Opinion

Get Richer Quick Scheme

Hedge fund managers are the devil du jour in the American political game, Ted Cruz being “Lucifer in the flesh” aside. There are few politicians, particularly on the left, who haven’t, at one point or another, been critical of the concept of the “greedy hedge fund managers.” Hillary Clinton, whose daughter married one and has raised a lot of money from them, has regularly peppered her campaign speeches with namedrops of the faceless boogeyman.

Of course, just like attacks on “big banks” and “Wall Street,” they mean nothing. They’re buzzwords used to rile up crowds and give them a scapegoat to rally against.

But the actions of some hedge fund managers are worthy of a closer look.

One such person is Paul Singer, who runs Elliot Management. A hedge fund betting against a company’s future is normal; a hedge fund betting against a company and attempting to manipulate that company into failure is something else entirely.

Singer is being sued by iHeartMedia, the nation’s largest radio company, alleging he purchased the company’s debt, insured it, then set about trying to force the company to default.

According to the suit, Singer purchased iHeartMedia credit default swaps, then attempted to get them to default. The New York Post reports, “Singer would have been in position to profit handsomely if iHeart went into default — one possible step away from Chapter 11 — because holders of CDSs get paid in full if a company files for bankruptcy.”

It’s one thing to bet against a company, it’s another to bet against it and attempt to manipulate circumstances to make it happen.

Another example is Herbalife.

The vitamin supplement company found itself on the losing end of a bet by hedge fund manager William Ackman, who made a large short against its stock. When it failed to drop, Ackman attempted to make it drop “by using the power of government agencies to sink the stock.”

Ackman’s bet, which amounted to a billion dollars, didn’t worked. So he turned to lobbying government to declare Herbalife a pyramid scheme.
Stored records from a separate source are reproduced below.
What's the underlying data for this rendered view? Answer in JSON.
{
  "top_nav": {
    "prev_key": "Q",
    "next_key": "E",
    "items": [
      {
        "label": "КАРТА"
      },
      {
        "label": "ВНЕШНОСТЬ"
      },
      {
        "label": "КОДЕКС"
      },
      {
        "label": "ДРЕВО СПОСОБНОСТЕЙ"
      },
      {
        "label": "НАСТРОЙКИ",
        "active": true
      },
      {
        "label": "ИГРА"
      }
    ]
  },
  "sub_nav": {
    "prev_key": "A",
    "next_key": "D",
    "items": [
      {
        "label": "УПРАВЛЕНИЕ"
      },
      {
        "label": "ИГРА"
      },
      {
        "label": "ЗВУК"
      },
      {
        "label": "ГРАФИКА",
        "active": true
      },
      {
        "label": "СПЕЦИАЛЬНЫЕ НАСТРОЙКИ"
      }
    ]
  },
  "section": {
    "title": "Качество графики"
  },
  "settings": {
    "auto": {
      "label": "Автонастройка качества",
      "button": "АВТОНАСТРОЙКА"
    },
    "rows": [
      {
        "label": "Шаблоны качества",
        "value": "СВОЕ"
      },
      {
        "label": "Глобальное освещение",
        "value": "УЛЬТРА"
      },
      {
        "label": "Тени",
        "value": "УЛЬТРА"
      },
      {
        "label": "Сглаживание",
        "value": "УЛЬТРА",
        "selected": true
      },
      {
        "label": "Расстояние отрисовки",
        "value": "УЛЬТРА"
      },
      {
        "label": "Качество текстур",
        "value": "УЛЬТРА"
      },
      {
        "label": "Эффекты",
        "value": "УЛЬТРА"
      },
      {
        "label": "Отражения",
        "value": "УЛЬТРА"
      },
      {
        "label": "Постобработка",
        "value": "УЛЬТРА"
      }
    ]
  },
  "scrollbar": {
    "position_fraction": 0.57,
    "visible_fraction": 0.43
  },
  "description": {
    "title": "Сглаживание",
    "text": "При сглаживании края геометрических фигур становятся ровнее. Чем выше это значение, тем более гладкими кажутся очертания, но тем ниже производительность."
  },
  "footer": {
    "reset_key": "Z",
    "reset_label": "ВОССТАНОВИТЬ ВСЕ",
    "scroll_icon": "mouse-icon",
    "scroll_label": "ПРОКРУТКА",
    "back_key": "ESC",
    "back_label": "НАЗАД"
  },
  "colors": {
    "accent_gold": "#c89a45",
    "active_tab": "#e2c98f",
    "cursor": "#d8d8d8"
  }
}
Veronique de Rugy, senior research fellow at the Mercatus Center at George Mason University, reports, “Using all the political influence his corporate money can buy, he has been putting pressure on state and federal regulators to investigate Herbalife in hope that the company’s stock would finally dive.”

Ackman, according to the New York Times, “has helped organize protests, news conferences and letter-writing campaigns in California, Nevada, Connecticut, New York and Illinois, although several of the people who signed the letters to state and federal officials say they do not remember sending them.”

Further, Ackman’s team “paid civil rights organizations at least $130,000 to join his effort by helping him collect the names of people who claimed they were victimized by Herbalife in order to send the leads to regulators,” the Times found.

It’s not much of a bet if you manipulate the outcome.

Thus far Ackman’s attempts have failed to drop Herbalife’s stock to zero, as he once claimed it would.

As distasteful as these tactics are, they are arguably legal. In the case of iHeartMedia, their attempted recourse has been in civil court, not criminal. Herbalife has had to counter the attack on them with an “army of lobbyists” of their own, costing untold sums of money.

Think what you will of hedge fund managers, but most operate above board. Still others poison the well, skirting the edges of the law, in an attempt to wet their beaks with the aid of loopholes and, in some cases, the government itself.

Ackman and Singer are donors to politicians in both political parties, which mutes some of the attacks on their profession by politicians and shows this is a bipartisan problem. And they’re hardly unique. Overstock.com and Radio Shack, amongst others, have found themselves under these sorts of manipulative attacks. As long as this brand of pseudo-insider trading, get richer quick schemes remain legal, these companies won’t be the last ones either.